Protecting and caring for fine jewelry
Fine jewelry is worth protecting and caring for properly if it is to give maximum pleasure over many years. The Jewelers of America Inc., an association of jewelry retailers, shares these hints for effective care:
* Even if you wear your diamond engagement ring, or any other diamond ring, for 24 hours a day, you should still remove it when doing rough work. Although a diamond is durable, it can be chipped by a hard blow, and chlorine bleach can discolor the mounting.
* Diamonds get smudged, soiled, and dusty from lotions, powders, soaps, and natural skin oils, and mountings can be discolored by the chemicals in the air. Clean them in one of four ways to maintain their brilliance.
The first way is to place the piece in a small bowl of warm suds made with any of the mild liquid detergents used in the home. Brush pieces with eyebrow brush or soft toothbrush. Transfer to wire tea strainer and rinse under running water. Dry with soft, lintless cloth.
A second method is to soak half an hour in a mix of half-and-half solution of cold water and household ammonia. Lift out and brush lightly with soft toothbrush, swish once more in solution, and drain on tissue paper. The quick-dip method, using any of the commercial liquid jewelry cleaners on the market, is a third way, but instructions should be read and followed explicitly.
The fourth method is ultrasonic cleaning with any of the many types of these small machines now on the market. Such a cleaner consists of a metal cup, filled with water and detergent, and high-frequency turbulence, which provides the cleaning action. Each machine is slightly different, and instructions should be read and carefully followed.

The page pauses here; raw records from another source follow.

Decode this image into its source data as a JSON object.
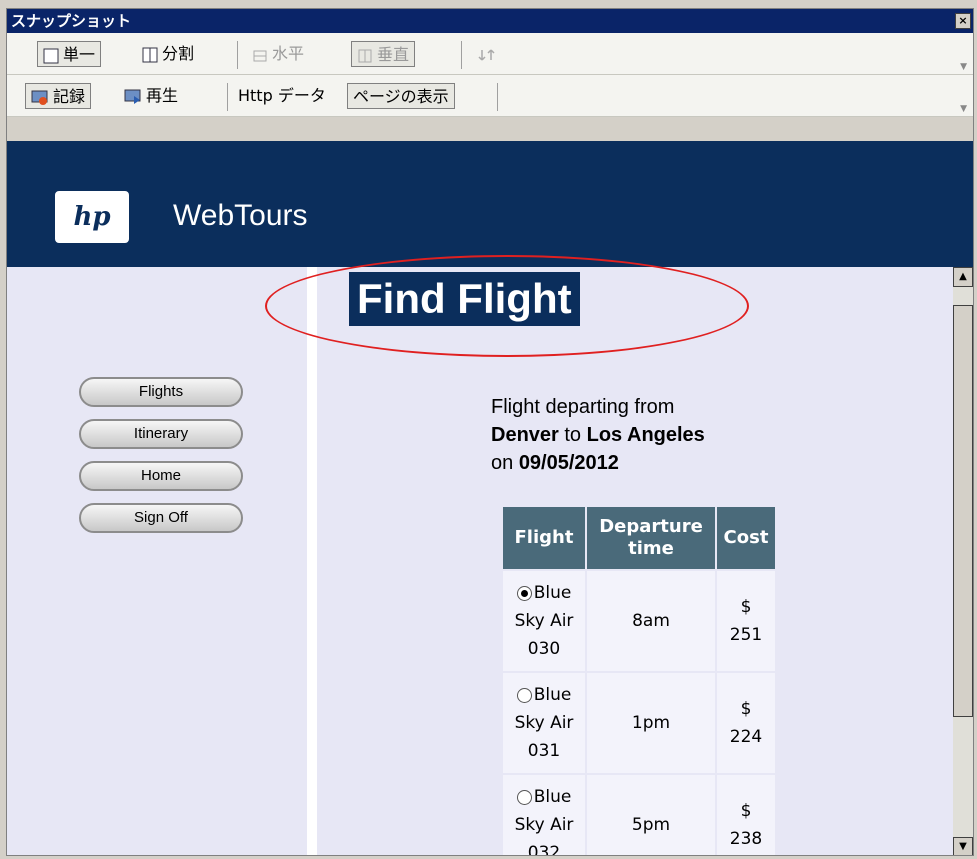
{
  "window": {
    "title": "スナップショット",
    "close_glyph": "×"
  },
  "toolbar1": {
    "single": "単一",
    "split": "分割",
    "horizontal": "水平",
    "vertical": "垂直"
  },
  "toolbar2": {
    "record": "記録",
    "playback": "再生",
    "http_data": "Http データ",
    "page_view": "ページの表示"
  },
  "header": {
    "logo_text": "hp",
    "brand": "WebTours"
  },
  "nav": {
    "items": [
      "Flights",
      "Itinerary",
      "Home",
      "Sign Off"
    ]
  },
  "main": {
    "title": "Find Flight",
    "info_line1": "Flight departing from",
    "from": "Denver",
    "to_word": "to",
    "to": "Los Angeles",
    "on_word": "on",
    "date": "09/05/2012"
  },
  "table": {
    "headers": [
      "Flight",
      "Departure time",
      "Cost"
    ],
    "rows": [
      {
        "flight_l1": "Blue",
        "flight_l2": "Sky Air",
        "flight_l3": "030",
        "time": "8am",
        "cost_sym": "$",
        "cost": "251",
        "selected": true
      },
      {
        "flight_l1": "Blue",
        "flight_l2": "Sky Air",
        "flight_l3": "031",
        "time": "1pm",
        "cost_sym": "$",
        "cost": "224",
        "selected": false
      },
      {
        "flight_l1": "Blue",
        "flight_l2": "Sky Air",
        "flight_l3": "032",
        "time": "5pm",
        "cost_sym": "$",
        "cost": "238",
        "selected": false
      }
    ]
  },
  "colors": {
    "header_bg": "#0b2e5c",
    "content_bg": "#e7e7f5",
    "annotation": "#e02020",
    "table_header": "#4a6a7a"
  },
  "icons": [
    "close-icon",
    "single-view-icon",
    "split-view-icon",
    "horizontal-icon",
    "vertical-icon",
    "sync-icon",
    "record-icon",
    "playback-icon",
    "chevron-down-icon",
    "scroll-up-icon",
    "scroll-down-icon",
    "radio-icon"
  ]
}
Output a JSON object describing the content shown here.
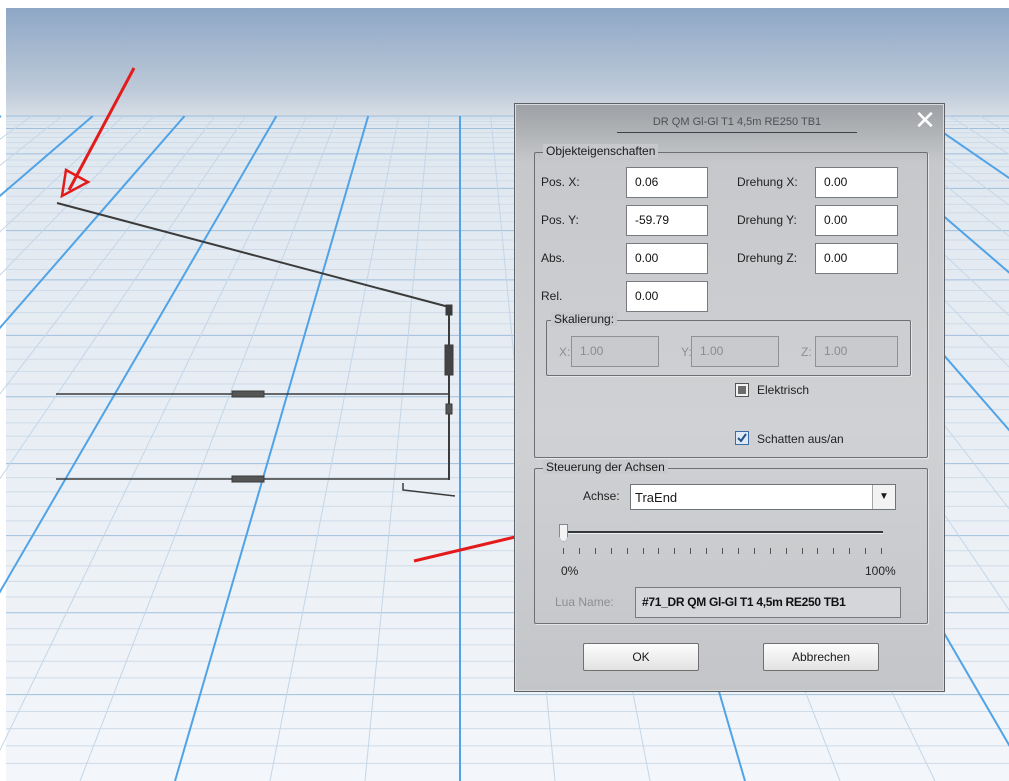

To care for karat gold jewelry, always separate gold jewelry in a partitioned jewel box to protect against scratching. Remove dingy film or tarnish with a prepared jewelry cleaner or by using soap and water with a few drops of household ammonia mixed in. Grease can be removed from karat gold jewelry by dipping into plain rubbing alcohol. A soft chamois cloth purchased at any hardware store is an inexpensive way to keep gold jewelry lustrous and shining.
Pearl jewelry should only be put on after applying make-up, hair spray, and perfume. It should be kept in a chamois bag or wrapped in tissue paper when not in use. Never clean pearls with chemicals or abrasives, but wash them with mild soap and water.
The Dallas-based Zale Corporation gives these tips for the protection of fine jewelry.
* Maintain an up-to-date inventory of all valuable jewelry, including photographs of each piece, to show styling and size. Photograph (a simple Polaroid will do the job) each piece next to a ruler in order to record its accurate size. Such photographs will help in identification in case of loss or theft, and in making insurance claims.
* Periodically update your appraisals and insurance coverage.
* Have diamonds ''gemprinted'' - a new method of laser photography that, in effect, takes a ''fingerprint'' of the internal facets of a diamond. This provides court-approved evidence of identification and ownership. Gemprinting is available through many established jewelers for a nominal fee.
* Keep all inventory records, photographs, purchase receipts, etc. separate from your jewelry, such as in a safe deposit box.
* Do not subject jewelry to excessive heat. Opals, for instance, should not be worn to the beach, where sand can scratch and heat can dehydrate the moisture of the stones, with resultant cracking and loss of brilliance.
Nancy Michel and Alexandra Watkins, the new partners of Atelier Janiye in Boston, both worked for a number of years with the founder of the atelier, the late Miye Matsukata. These young custom jewelers say that rings take the most wear and tear and therefore require the most regular checking for worn prongs and loose stones.
They caution that ammonia should never be used in cleaning opals, emeralds, pearls, amber, and most jade and lapis lazuli stones. They do use soapy water and ammonia to clean diamonds, rubies, and sapphires, and they leave jewelry to soak from an hour to overnight.
The partners offer several warnings. When soaking rings in a bowl or jar, mark or note in some way so that you will not forget and accidentally dump out the water and the jewels. Never wrap pieces of jewelry in pieces of Kleenex when not in use, for these can be mistaken as household trash and tossed out. While traveling, always carry precious jewelry with you, either in your purse or in hand luggage. Never leave jewelry lying around hotel rooms when you are not present. At home, as a matter of everyday security, keep jewelry out of sight and not visible to anyone who comes into your home.